TASK TO CARRY OUT |
Every line below must be copied as written, except for pictures.

Data records for software interfaces
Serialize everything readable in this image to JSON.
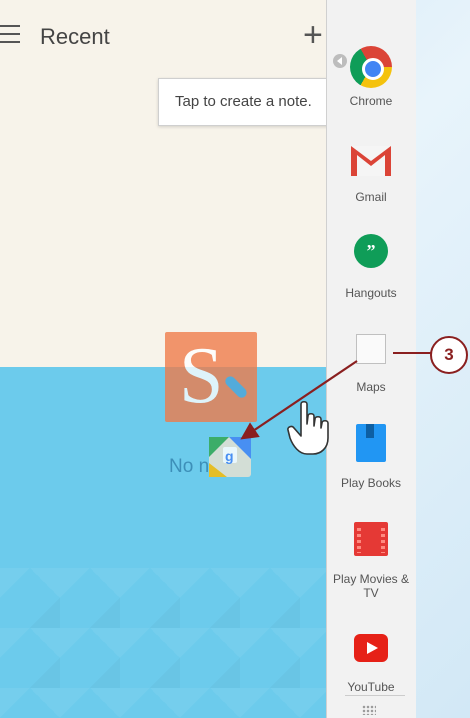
{
  "app": {
    "title": "Recent",
    "add_label": "+",
    "tooltip": "Tap to create a note.",
    "empty_text": "No n"
  },
  "drawer": {
    "items": [
      {
        "label": "Chrome",
        "icon": "chrome-icon"
      },
      {
        "label": "Gmail",
        "icon": "gmail-icon"
      },
      {
        "label": "Hangouts",
        "icon": "hangouts-icon"
      },
      {
        "label": "Maps",
        "icon": "maps-placeholder-icon"
      },
      {
        "label": "Play Books",
        "icon": "playbooks-icon"
      },
      {
        "label": "Play Movies & TV",
        "icon": "playmovies-icon"
      },
      {
        "label": "YouTube",
        "icon": "youtube-icon"
      }
    ]
  },
  "callout": {
    "number": "3"
  },
  "colors": {
    "callout": "#8a1f1f",
    "app_bottom": "#6ccbec",
    "app_top": "#f7f3ea",
    "drawer": "#f2f2f2"
  }
}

ANSWER TO THIS PROBLEM |
Serialize everything readable in this image to JSON.
{
  "app": {
    "title": "Recent",
    "add_label": "+",
    "tooltip": "Tap to create a note.",
    "empty_text": "No n"
  },
  "drawer": {
    "items": [
      {
        "label": "Chrome",
        "icon": "chrome-icon"
      },
      {
        "label": "Gmail",
        "icon": "gmail-icon"
      },
      {
        "label": "Hangouts",
        "icon": "hangouts-icon"
      },
      {
        "label": "Maps",
        "icon": "maps-placeholder-icon"
      },
      {
        "label": "Play Books",
        "icon": "playbooks-icon"
      },
      {
        "label": "Play Movies & TV",
        "icon": "playmovies-icon"
      },
      {
        "label": "YouTube",
        "icon": "youtube-icon"
      }
    ]
  },
  "callout": {
    "number": "3"
  },
  "colors": {
    "callout": "#8a1f1f",
    "app_bottom": "#6ccbec",
    "app_top": "#f7f3ea",
    "drawer": "#f2f2f2"
  }
}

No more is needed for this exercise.